The process of incorporating a deceased estate is a time-consuming and challenging exercise. First, it is necessary to appoint an administrator responsible for all the tasks related to the estate. After appointing the administrator, the next step is to determine the beneficiaries. Finally, several rules governed the distribution of the assets in the estate of the deceased. Generally, each asset’s value is fixed and depends on the final settlement of all outstanding debts of the deceased person. Other disadvantages associated with the distribution of the assets in a deceased estate are:
Some of the advantages of incorporating are it simplifies the administration, minimizes the chances of any tax implications, provides for planning during the remaining lifetime of the senior citizens of the deceased estates, and provides for succession planning purposes. One can incorporate many ways. One of them is by executing a master domicile trust. However, one should know what a master domicile trust is and how it works before incorporating a deceased estate. Another advantage of the master domicile trust is that it can prevent the probate court from interfering with the distribution of the estate.
Beneficiaries of a Williams-Legal deceased estates are distributed as follows: the surviving spouse or decedent’s beneficiaries, children, parents, or other relatives, immediate family members, charities, trusts, and other forms of assets owned by the deceased. According to the directions laid down by a federal or state statute, the distribution is made according to the directions contained in the will or, if there is no will. The beneficiaries are generally entitled to receive their inheritance immediately.

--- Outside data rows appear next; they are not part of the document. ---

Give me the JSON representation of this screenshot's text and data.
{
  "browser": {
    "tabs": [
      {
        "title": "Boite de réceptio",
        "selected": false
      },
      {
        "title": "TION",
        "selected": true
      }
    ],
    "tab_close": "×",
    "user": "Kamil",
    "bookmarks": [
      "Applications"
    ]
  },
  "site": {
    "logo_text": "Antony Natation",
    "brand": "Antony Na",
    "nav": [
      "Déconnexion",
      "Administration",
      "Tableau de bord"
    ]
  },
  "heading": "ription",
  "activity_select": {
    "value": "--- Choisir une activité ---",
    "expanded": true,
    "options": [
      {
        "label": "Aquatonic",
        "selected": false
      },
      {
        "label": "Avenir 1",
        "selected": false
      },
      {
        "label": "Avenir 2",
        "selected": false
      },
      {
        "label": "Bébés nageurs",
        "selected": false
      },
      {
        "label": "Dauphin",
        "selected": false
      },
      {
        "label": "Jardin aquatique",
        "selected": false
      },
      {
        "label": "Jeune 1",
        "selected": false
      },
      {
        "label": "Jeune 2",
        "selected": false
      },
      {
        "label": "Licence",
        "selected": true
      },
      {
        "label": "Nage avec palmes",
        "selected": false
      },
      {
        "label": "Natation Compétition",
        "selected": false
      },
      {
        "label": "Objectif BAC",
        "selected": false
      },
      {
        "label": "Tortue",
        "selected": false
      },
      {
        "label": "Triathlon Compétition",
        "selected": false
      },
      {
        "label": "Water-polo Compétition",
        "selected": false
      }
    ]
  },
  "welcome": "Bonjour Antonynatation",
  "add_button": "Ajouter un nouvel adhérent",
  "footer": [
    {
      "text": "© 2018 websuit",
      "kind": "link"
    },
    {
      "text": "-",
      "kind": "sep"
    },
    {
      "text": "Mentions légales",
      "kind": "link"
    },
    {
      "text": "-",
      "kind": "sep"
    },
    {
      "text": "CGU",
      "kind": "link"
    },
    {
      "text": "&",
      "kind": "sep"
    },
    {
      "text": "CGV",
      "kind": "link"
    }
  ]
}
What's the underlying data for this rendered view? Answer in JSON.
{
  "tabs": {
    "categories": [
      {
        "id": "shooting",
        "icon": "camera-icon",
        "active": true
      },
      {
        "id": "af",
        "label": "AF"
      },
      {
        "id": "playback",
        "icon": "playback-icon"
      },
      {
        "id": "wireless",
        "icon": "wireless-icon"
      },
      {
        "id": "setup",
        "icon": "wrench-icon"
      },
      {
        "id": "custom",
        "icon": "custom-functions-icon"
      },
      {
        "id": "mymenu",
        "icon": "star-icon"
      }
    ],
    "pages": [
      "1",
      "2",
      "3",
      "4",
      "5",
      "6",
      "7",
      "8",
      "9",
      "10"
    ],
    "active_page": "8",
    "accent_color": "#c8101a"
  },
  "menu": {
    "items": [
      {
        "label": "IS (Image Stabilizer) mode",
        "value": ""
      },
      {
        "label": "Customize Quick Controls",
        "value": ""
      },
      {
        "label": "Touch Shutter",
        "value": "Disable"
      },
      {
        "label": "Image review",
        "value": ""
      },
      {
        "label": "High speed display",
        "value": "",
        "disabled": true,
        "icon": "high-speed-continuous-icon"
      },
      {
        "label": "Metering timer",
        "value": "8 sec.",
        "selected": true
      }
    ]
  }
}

The beneficiaries should be informed in writing about their rights to the property within a specified period and about the right of anyone to transfer or sell the property within a specified period. The will, in addition, should specify the method. In real estate cases, where the property belongs to the decedent immediately before their death, the surviving spouse or any other surviving spouse is considered the property owner and its beneficiaries.

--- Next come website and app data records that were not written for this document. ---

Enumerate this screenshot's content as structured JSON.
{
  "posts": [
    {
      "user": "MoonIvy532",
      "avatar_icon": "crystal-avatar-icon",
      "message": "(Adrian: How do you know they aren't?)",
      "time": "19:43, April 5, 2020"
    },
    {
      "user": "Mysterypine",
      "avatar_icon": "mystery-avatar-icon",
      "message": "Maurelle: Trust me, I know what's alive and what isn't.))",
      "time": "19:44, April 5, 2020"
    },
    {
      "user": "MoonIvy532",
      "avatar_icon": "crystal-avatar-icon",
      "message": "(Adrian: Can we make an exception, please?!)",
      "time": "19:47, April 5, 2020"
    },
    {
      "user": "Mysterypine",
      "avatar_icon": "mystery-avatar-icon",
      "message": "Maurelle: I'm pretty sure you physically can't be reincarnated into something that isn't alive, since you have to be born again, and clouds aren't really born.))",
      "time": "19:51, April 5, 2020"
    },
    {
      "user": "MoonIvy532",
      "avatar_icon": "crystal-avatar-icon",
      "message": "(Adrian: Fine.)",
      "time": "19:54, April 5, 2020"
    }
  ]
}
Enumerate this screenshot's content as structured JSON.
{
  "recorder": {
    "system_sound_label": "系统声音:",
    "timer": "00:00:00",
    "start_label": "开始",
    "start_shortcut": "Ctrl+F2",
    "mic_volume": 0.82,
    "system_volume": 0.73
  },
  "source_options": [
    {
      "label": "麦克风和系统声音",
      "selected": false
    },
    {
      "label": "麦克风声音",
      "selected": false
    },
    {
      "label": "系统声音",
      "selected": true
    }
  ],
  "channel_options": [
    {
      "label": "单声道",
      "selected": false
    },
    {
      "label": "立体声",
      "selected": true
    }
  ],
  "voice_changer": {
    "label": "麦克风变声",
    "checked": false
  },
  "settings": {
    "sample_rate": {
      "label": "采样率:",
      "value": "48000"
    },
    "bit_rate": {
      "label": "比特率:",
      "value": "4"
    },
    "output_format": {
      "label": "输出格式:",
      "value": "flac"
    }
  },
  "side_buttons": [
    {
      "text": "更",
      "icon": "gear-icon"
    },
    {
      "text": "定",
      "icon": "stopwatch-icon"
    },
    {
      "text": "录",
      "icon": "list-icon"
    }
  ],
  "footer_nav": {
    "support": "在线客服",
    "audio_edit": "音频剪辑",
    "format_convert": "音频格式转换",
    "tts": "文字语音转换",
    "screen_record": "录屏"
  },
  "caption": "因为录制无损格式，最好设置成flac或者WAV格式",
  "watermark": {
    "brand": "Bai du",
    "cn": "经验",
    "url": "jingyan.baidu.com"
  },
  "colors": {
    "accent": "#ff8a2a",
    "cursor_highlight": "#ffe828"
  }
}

Tenants who do not occupy the property can be considered owners of the property. The procedure for treating such tenants as owners depends upon the state where the property is situated. The tenants have the right to sue the owner for breach of contract and damages to recover the unpaid balance of the rent. If the tenants cannot pay the rent, the tenants can apply for and obtain a judgment in action for possession.
The proceeds from the property sale are paid to the executor on behalf of the deceased estates. The remaining debts and the debts of the administrator are paid to the estate in trust. The proceeds of the property are kept in trust. The proceeds may be transferred to third parties, but this can only occur after a power of attorney has been in force.
The property assets are included in the calculation of the deceased estates. Debts of the decedent are usually transferred to their representative. If there are no living beneficiaries, then all the property assets are subject to the intestate succession laws of Texas. The decedent’s testators can decide whether to include the property assets in the estate or leave it with the creditors. Usually, the testators leave the property to the creditors. However, if the decedent had minor children, they can name them as co-owners or remain beneficiaries.
The next step in the distribution process involves choosing the executor. In most Texas deceased estates, the executor chosen by the testator is also the person who will handle the distribution of the inheritance. The names of the parents and the other adults in the decedent’s estate are listed on the deed of the estate. The next step involves registering the deed. Once the deed has been registered, the executor is then named the executor in the deed becomes a legal instrument.